§ **PROMPT**
Every record must be restated exactly. Drop the images.

§ **Data records for software interfaces**
________________________
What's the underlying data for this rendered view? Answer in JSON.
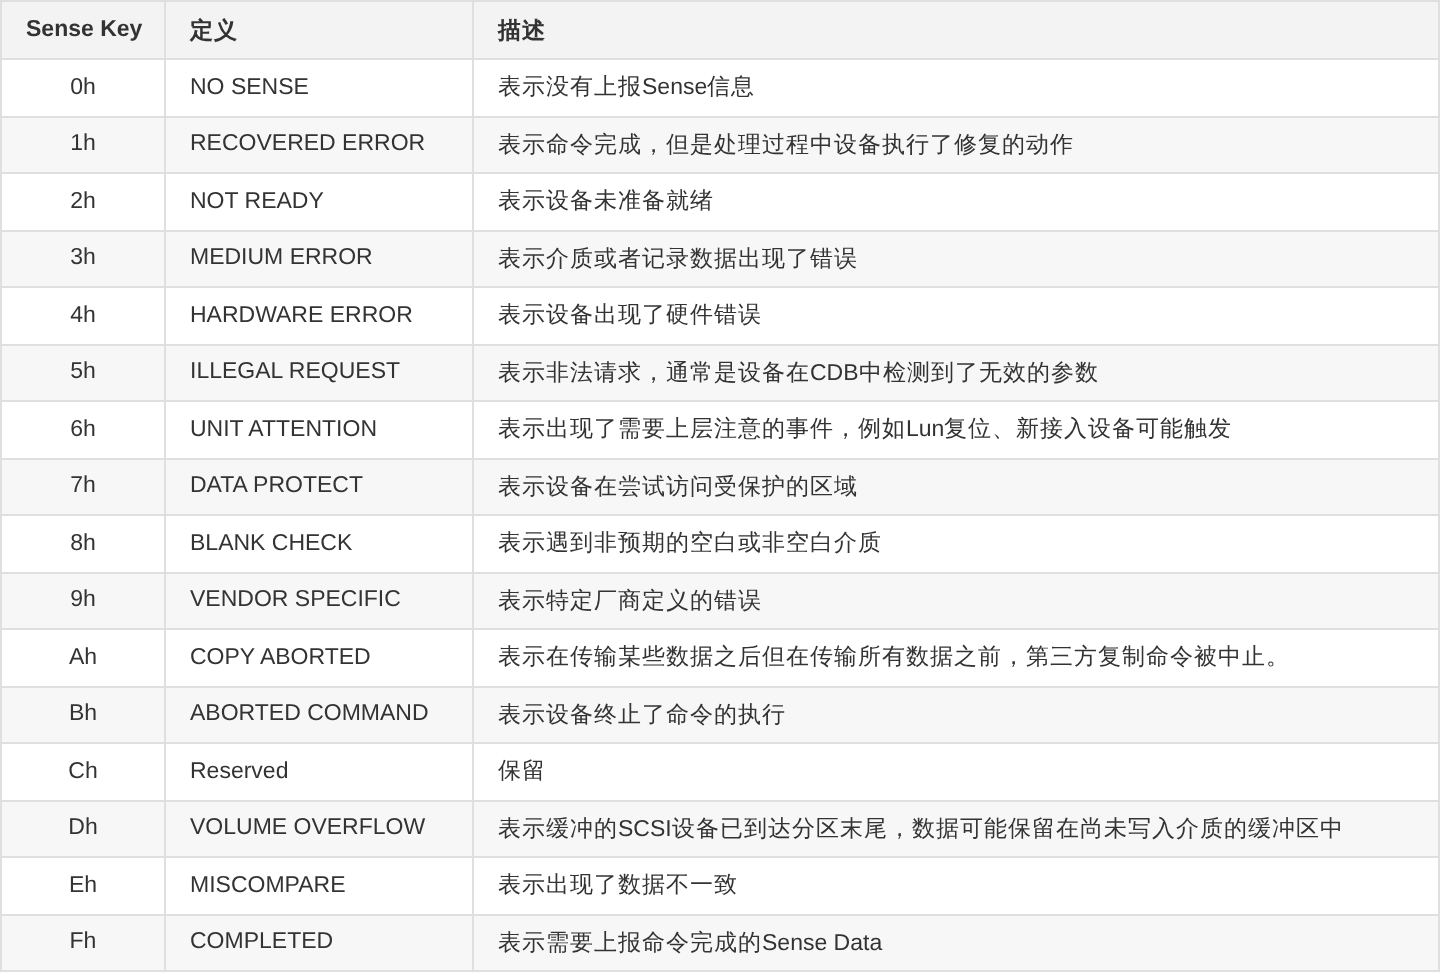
{
  "table": {
    "columns": [
      "Sense Key",
      "定义",
      "描述"
    ],
    "rows": [
      {
        "key": "0h",
        "name": "NO SENSE",
        "desc": "表示没有上报Sense信息"
      },
      {
        "key": "1h",
        "name": "RECOVERED ERROR",
        "desc": "表示命令完成，但是处理过程中设备执行了修复的动作"
      },
      {
        "key": "2h",
        "name": "NOT READY",
        "desc": "表示设备未准备就绪"
      },
      {
        "key": "3h",
        "name": "MEDIUM ERROR",
        "desc": "表示介质或者记录数据出现了错误"
      },
      {
        "key": "4h",
        "name": "HARDWARE ERROR",
        "desc": "表示设备出现了硬件错误"
      },
      {
        "key": "5h",
        "name": "ILLEGAL REQUEST",
        "desc": "表示非法请求，通常是设备在CDB中检测到了无效的参数"
      },
      {
        "key": "6h",
        "name": "UNIT ATTENTION",
        "desc": "表示出现了需要上层注意的事件，例如Lun复位、新接入设备可能触发"
      },
      {
        "key": "7h",
        "name": "DATA PROTECT",
        "desc": "表示设备在尝试访问受保护的区域"
      },
      {
        "key": "8h",
        "name": "BLANK CHECK",
        "desc": "表示遇到非预期的空白或非空白介质"
      },
      {
        "key": "9h",
        "name": "VENDOR SPECIFIC",
        "desc": "表示特定厂商定义的错误"
      },
      {
        "key": "Ah",
        "name": "COPY ABORTED",
        "desc": "表示在传输某些数据之后但在传输所有数据之前，第三方复制命令被中止。"
      },
      {
        "key": "Bh",
        "name": "ABORTED COMMAND",
        "desc": "表示设备终止了命令的执行"
      },
      {
        "key": "Ch",
        "name": "Reserved",
        "desc": "保留"
      },
      {
        "key": "Dh",
        "name": "VOLUME OVERFLOW",
        "desc": "表示缓冲的SCSI设备已到达分区末尾，数据可能保留在尚未写入介质的缓冲区中"
      },
      {
        "key": "Eh",
        "name": "MISCOMPARE",
        "desc": "表示出现了数据不一致"
      },
      {
        "key": "Fh",
        "name": "COMPLETED",
        "desc": "表示需要上报命令完成的Sense Data"
      }
    ]
  }
}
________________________
§ **TASK RESULT**
What's the underlying data for this rendered view? Answer in JSON.
{
  "table": {
    "columns": [
      "Sense Key",
      "定义",
      "描述"
    ],
    "rows": [
      {
        "key": "0h",
        "name": "NO SENSE",
        "desc": "表示没有上报Sense信息"
      },
      {
        "key": "1h",
        "name": "RECOVERED ERROR",
        "desc": "表示命令完成，但是处理过程中设备执行了修复的动作"
      },
      {
        "key": "2h",
        "name": "NOT READY",
        "desc": "表示设备未准备就绪"
      },
      {
        "key": "3h",
        "name": "MEDIUM ERROR",
        "desc": "表示介质或者记录数据出现了错误"
      },
      {
        "key": "4h",
        "name": "HARDWARE ERROR",
        "desc": "表示设备出现了硬件错误"
      },
      {
        "key": "5h",
        "name": "ILLEGAL REQUEST",
        "desc": "表示非法请求，通常是设备在CDB中检测到了无效的参数"
      },
      {
        "key": "6h",
        "name": "UNIT ATTENTION",
        "desc": "表示出现了需要上层注意的事件，例如Lun复位、新接入设备可能触发"
      },
      {
        "key": "7h",
        "name": "DATA PROTECT",
        "desc": "表示设备在尝试访问受保护的区域"
      },
      {
        "key": "8h",
        "name": "BLANK CHECK",
        "desc": "表示遇到非预期的空白或非空白介质"
      },
      {
        "key": "9h",
        "name": "VENDOR SPECIFIC",
        "desc": "表示特定厂商定义的错误"
      },
      {
        "key": "Ah",
        "name": "COPY ABORTED",
        "desc": "表示在传输某些数据之后但在传输所有数据之前，第三方复制命令被中止。"
      },
      {
        "key": "Bh",
        "name": "ABORTED COMMAND",
        "desc": "表示设备终止了命令的执行"
      },
      {
        "key": "Ch",
        "name": "Reserved",
        "desc": "保留"
      },
      {
        "key": "Dh",
        "name": "VOLUME OVERFLOW",
        "desc": "表示缓冲的SCSI设备已到达分区末尾，数据可能保留在尚未写入介质的缓冲区中"
      },
      {
        "key": "Eh",
        "name": "MISCOMPARE",
        "desc": "表示出现了数据不一致"
      },
      {
        "key": "Fh",
        "name": "COMPLETED",
        "desc": "表示需要上报命令完成的Sense Data"
      }
    ]
  }
}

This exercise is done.